The criticism is by Valesio.
Compare L'Ascanius moderne, ou l'illustre aventurier, histoire de tout ce qui est arrivé de plus mémorable et secret au prince Charles, etc., Edinbourg, 1763.
Compare Life of Henry Benedict Stuart, Cardinal Duke of York, by Bernhard W. Kelly, London, Washbourne, 1899: “A good little work, which might have been much better had its author gone to such accessible sources as von Reumont's Gräfin v. Albany, Mr. Lang's Pickle the Spy, and above all James Browne's History of the Highlands. The last, a great but neglected storehouse of Jacobite lore, contains more than a score of letters by, to, or about the cardinal” (Athenæum).
There is a fine portrait of the Cardinal by Pompeo Batoni in the National Portrait Gallery. Sins of the Drunkard, a temperance tract by him, is read to the present day, I believe, in every church of the diocese of Liverpool, twice a year.
The Alban and Tusculan hills have always been in favor with the English visitors to Rome since the eighteenth century, and there is no villa in that district which might not be associated with an historical name. The Duke and Duchess of Gloucester lived some months in the Villa Albani at Castel Gandolfo, and the Duke of Sussex passed a whole summer at Grottaferrata, within the diocese of the last of the Stuarts. Pius VI. gave a dinner to the duke in the farmhouse of la Cecchignola, on the Via Ardeatina, where the venerable old Pontiff used to go in the mouth of October, to amuse himself with the Paretajo. The Paretajo consists of a set of very fine nets spread vertically from tree to tree in a circular grove, in the centre of which flutter the decoy birds. At the time of the great flights of migratory birds the catching of one or two hundred of them in a single day is not a rare occurrence, if the Paretajo is skillfully put up.

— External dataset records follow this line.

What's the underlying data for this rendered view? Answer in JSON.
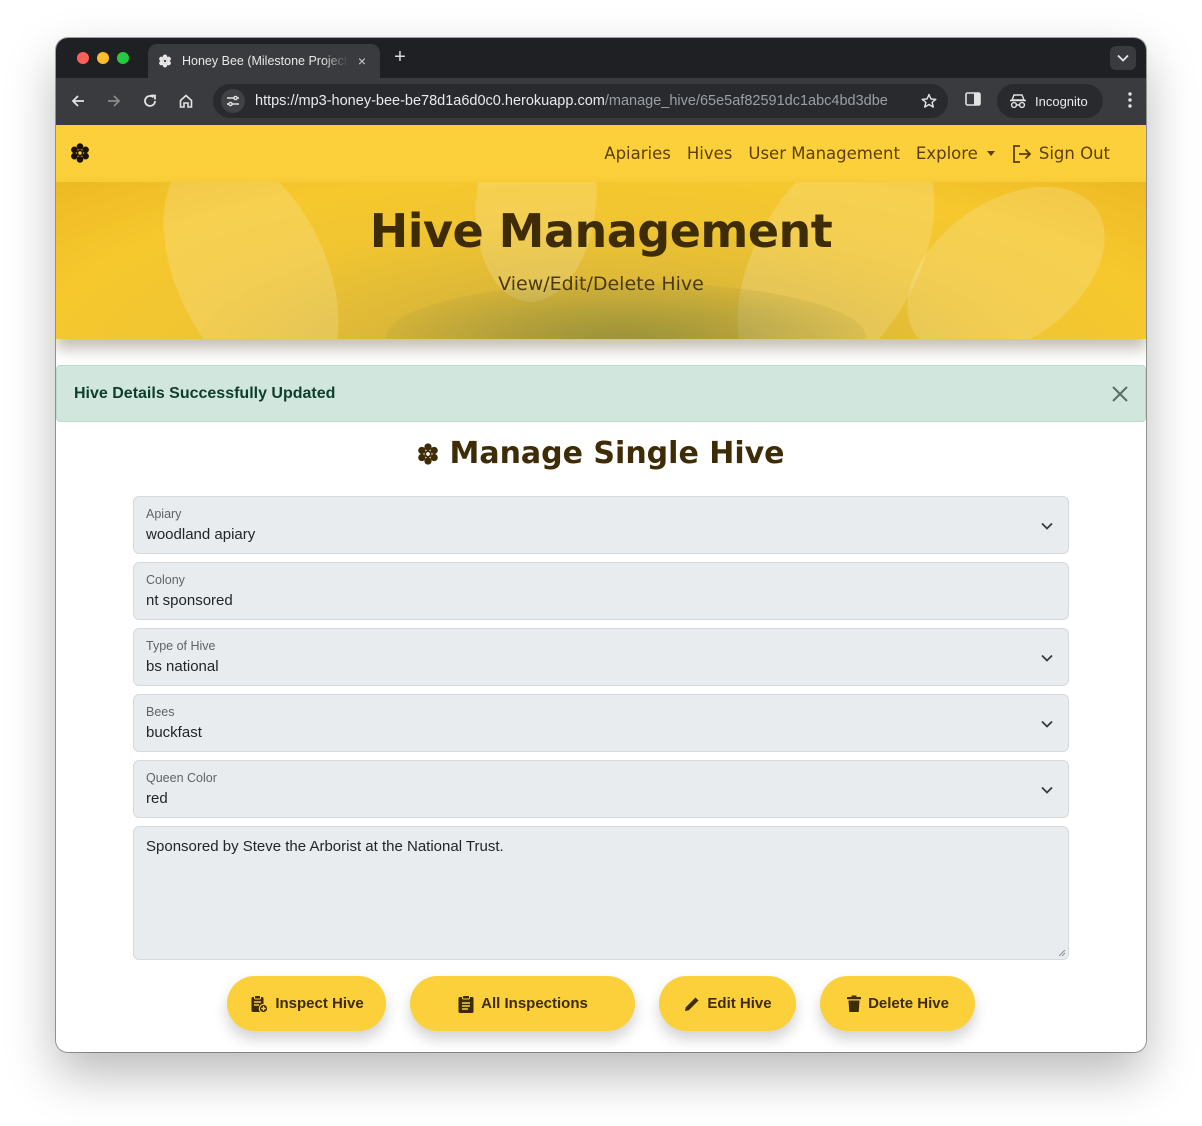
{
  "browser": {
    "tab_title": "Honey Bee (Milestone Project 3)",
    "tab_close": "×",
    "new_tab": "+",
    "url_host": "https://mp3-honey-bee-be78d1a6d0c0.herokuapp.com",
    "url_path": "/manage_hive/65e5af82591dc1abc4bd3dbe",
    "incognito_label": "Incognito"
  },
  "navbar": {
    "links": [
      "Apiaries",
      "Hives",
      "User Management",
      "Explore",
      "Sign Out"
    ]
  },
  "hero": {
    "title": "Hive Management",
    "subtitle": "View/Edit/Delete Hive"
  },
  "alert": {
    "message": "Hive Details Successfully Updated"
  },
  "form": {
    "heading": "Manage Single Hive",
    "apiary": {
      "label": "Apiary",
      "value": "woodland apiary"
    },
    "colony": {
      "label": "Colony",
      "value": "nt sponsored"
    },
    "hive_type": {
      "label": "Type of Hive",
      "value": "bs national"
    },
    "bees": {
      "label": "Bees",
      "value": "buckfast"
    },
    "queen_color": {
      "label": "Queen Color",
      "value": "red"
    },
    "notes": "Sponsored by Steve the Arborist at the National Trust."
  },
  "actions": {
    "inspect": "Inspect Hive",
    "all_inspections": "All Inspections",
    "edit": "Edit Hive",
    "delete": "Delete Hive"
  },
  "colors": {
    "brand_yellow": "#fbd03a",
    "brand_brown": "#3d2c05",
    "alert_bg": "#d1e7dd",
    "field_bg": "#e9ecef"
  },
  "icons": [
    "bee-logo-icon",
    "sign-out-icon",
    "chevron-down-icon",
    "close-icon",
    "clipboard-plus-icon",
    "clipboard-list-icon",
    "pencil-icon",
    "trash-icon"
  ]
}
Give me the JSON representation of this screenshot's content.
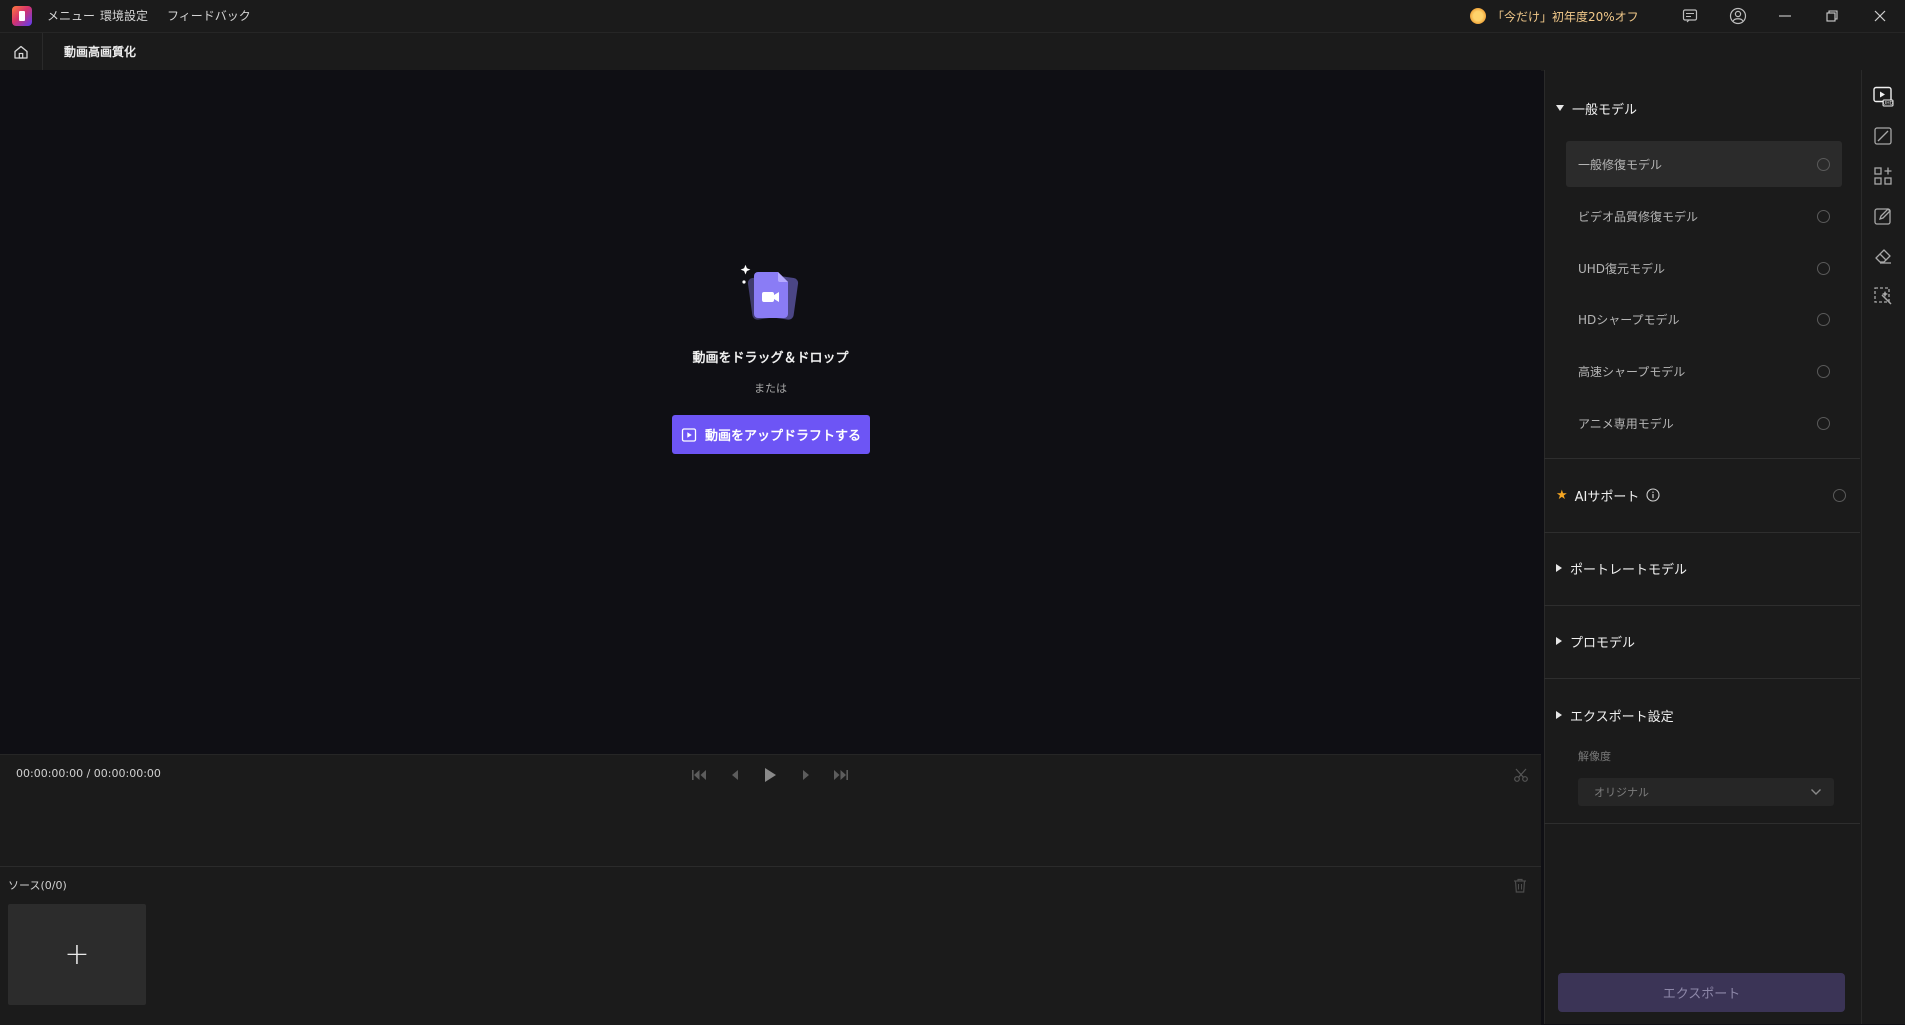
{
  "titlebar": {
    "menu": [
      "メニュー",
      "環境設定",
      "フィードバック"
    ],
    "promo": "「今だけ」初年度20%オフ"
  },
  "header": {
    "title": "動画高画質化"
  },
  "preview": {
    "drop_title": "動画をドラッグ＆ドロップ",
    "or_text": "または",
    "upload_label": "動画をアップドラフトする"
  },
  "playback": {
    "timecode": "00:00:00:00 / 00:00:00:00"
  },
  "source": {
    "label": "ソース(0/0)",
    "add_symbol": "+"
  },
  "panel": {
    "general": {
      "heading": "一般モデル",
      "models": [
        "一般修復モデル",
        "ビデオ品質修復モデル",
        "UHD復元モデル",
        "HDシャープモデル",
        "高速シャープモデル",
        "アニメ専用モデル"
      ],
      "selected_index": 0
    },
    "ai_support": {
      "label": "AIサポート"
    },
    "portrait": {
      "heading": "ポートレートモデル"
    },
    "pro": {
      "heading": "プロモデル"
    },
    "export_settings": {
      "heading": "エクスポート設定",
      "resolution_label": "解像度",
      "resolution_value": "オリジナル"
    },
    "export_button": "エクスポート"
  },
  "colors": {
    "accent": "#6d55f5",
    "export_disabled": "#3b3456",
    "star": "#f5a623"
  },
  "icons": {
    "rail": [
      "uhd-video-icon",
      "curve-icon",
      "apps-icon",
      "edit-icon",
      "eraser-icon",
      "select-magic-icon"
    ]
  }
}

The monument was really erected at the expense of Pius VII.